*** Opening RECORDS ***

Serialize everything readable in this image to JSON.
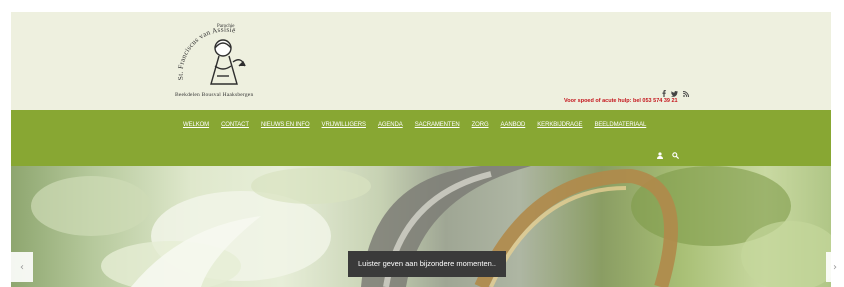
{
  "header": {
    "logo": {
      "parish_label": "Parochie",
      "arc_text": "St. Franciscus van Assisië",
      "caption": "Beekdelen   Bousval   Haaksbergen"
    },
    "social_icons": [
      "facebook-icon",
      "twitter-icon",
      "rss-icon"
    ],
    "emergency_text": "Voor spoed of acute hulp: bel 053 574 39 21"
  },
  "nav": {
    "items": [
      {
        "label": "WELKOM"
      },
      {
        "label": "CONTACT"
      },
      {
        "label": "NIEUWS EN INFO"
      },
      {
        "label": "VRIJWILLIGERS"
      },
      {
        "label": "AGENDA"
      },
      {
        "label": "SACRAMENTEN"
      },
      {
        "label": "ZORG"
      },
      {
        "label": "AANBOD"
      },
      {
        "label": "KERKBIJDRAGE"
      },
      {
        "label": "BEELDMATERIAAL"
      }
    ],
    "icons": [
      "user-icon",
      "search-icon"
    ]
  },
  "hero": {
    "caption": "Luister geven aan bijzondere momenten..",
    "prev_arrow": "‹",
    "next_arrow": "›"
  },
  "colors": {
    "header_bg": "#eef0df",
    "nav_bg": "#88a733",
    "emergency": "#c4141b",
    "caption_bg": "#3a3a3a"
  }
}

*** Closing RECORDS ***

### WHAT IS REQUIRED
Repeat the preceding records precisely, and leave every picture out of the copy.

### RESULT OF THIS TASK
Serialize everything readable in this image to JSON.
{
  "header": {
    "logo": {
      "parish_label": "Parochie",
      "arc_text": "St. Franciscus van Assisië",
      "caption": "Beekdelen   Bousval   Haaksbergen"
    },
    "social_icons": [
      "facebook-icon",
      "twitter-icon",
      "rss-icon"
    ],
    "emergency_text": "Voor spoed of acute hulp: bel 053 574 39 21"
  },
  "nav": {
    "items": [
      {
        "label": "WELKOM"
      },
      {
        "label": "CONTACT"
      },
      {
        "label": "NIEUWS EN INFO"
      },
      {
        "label": "VRIJWILLIGERS"
      },
      {
        "label": "AGENDA"
      },
      {
        "label": "SACRAMENTEN"
      },
      {
        "label": "ZORG"
      },
      {
        "label": "AANBOD"
      },
      {
        "label": "KERKBIJDRAGE"
      },
      {
        "label": "BEELDMATERIAAL"
      }
    ],
    "icons": [
      "user-icon",
      "search-icon"
    ]
  },
  "hero": {
    "caption": "Luister geven aan bijzondere momenten..",
    "prev_arrow": "‹",
    "next_arrow": "›"
  },
  "colors": {
    "header_bg": "#eef0df",
    "nav_bg": "#88a733",
    "emergency": "#c4141b",
    "caption_bg": "#3a3a3a"
  }
}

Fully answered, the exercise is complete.